Have you ever wondered why teams sometimes work and sometimes don’t? Why do teams not always work well? Often the cause lies at individual level. Consider what team members are to themselves and what they are to others. This teamwork aspect has been studied at Cambridge and researchers have found a way to create a good and workable team. Dr. Meredith Belbin examined why some teams/groups succeed while others fail.
His team role analysis is found to be significant for supervisors and managers on their way towards a better performing team and project team to make business more successful. His major research not only shows that different people have very different and divergent skills which they bring into the team, but also what skills they are and how they can be measured. The studies showed "balanced teams" achieve the best results.
Belbin’s Team Roles
A Team Role is defined as “a tendency to behave, contribute and interrelate with others in a particular way”. They are important as they give a common ground to discuss about people’s and team member’s behaviour in a work environment. Belbin differentiates nine team roles:
creative, imaginative and unorthodox
2: Resource Investigator
extrovert, enthusiastic and opportunistic
mature, confident and encouraging others

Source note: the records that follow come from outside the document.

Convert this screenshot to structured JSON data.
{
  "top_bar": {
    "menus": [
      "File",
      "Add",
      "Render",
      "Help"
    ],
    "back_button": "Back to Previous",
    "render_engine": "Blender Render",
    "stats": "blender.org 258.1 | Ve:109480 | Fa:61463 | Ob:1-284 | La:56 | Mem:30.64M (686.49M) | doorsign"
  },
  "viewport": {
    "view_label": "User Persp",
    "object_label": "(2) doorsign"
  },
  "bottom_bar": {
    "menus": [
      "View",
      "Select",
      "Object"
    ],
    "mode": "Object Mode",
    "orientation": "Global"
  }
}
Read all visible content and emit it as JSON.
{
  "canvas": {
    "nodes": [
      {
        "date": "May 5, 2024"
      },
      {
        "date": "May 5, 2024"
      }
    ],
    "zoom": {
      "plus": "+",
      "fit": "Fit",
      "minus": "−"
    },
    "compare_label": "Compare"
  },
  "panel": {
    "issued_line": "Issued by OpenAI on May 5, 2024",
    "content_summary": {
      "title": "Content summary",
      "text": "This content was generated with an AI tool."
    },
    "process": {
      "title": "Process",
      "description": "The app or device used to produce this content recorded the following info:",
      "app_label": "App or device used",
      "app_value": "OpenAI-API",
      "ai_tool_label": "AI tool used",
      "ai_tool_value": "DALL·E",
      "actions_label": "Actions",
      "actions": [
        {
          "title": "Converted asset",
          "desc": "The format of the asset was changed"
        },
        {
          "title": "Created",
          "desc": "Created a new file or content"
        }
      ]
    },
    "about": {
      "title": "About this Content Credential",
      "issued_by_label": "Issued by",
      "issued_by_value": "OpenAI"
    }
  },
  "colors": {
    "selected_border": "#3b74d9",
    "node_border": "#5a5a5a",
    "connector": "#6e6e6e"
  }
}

challenging, dynamic and thrives on pressure
5: Monitor Evaluator
objective, analytical and discerning
cooperative, perceptive and diplomatic
disciplined, reliable and efficient
8: Completer Finisher
perfectionist, conscientious and accurate
single-minded, self-reliant and knowledgeable
Whilst some Team Roles are more “high profile” and some team members shout more loudly than others, each of the behaviors is essential in getting the team successfully from start to finish. The key is balance. For example, Meredith Belbin found that a team with no Plant struggled to come up with the initial spark of an idea with which to push forward. However, once too many Plants were in the team, bad ideas concealed good ones and non-starters were given too much airtime. Similarly, with no Shaper, the team ambled along without drive and direction, missing deadlines. With too many Shapers, in-fighting began and morale was lowered.
The Team Roles that Meredith Belbin identified are used widely in thousands of organisations all over the world today. By identifying our Team Roles, we can ensure that we use our strengths to advantage and that we manage our weaknesses as best we can. Sometimes, this means being aware of the pitfalls and making an effort to avoid them.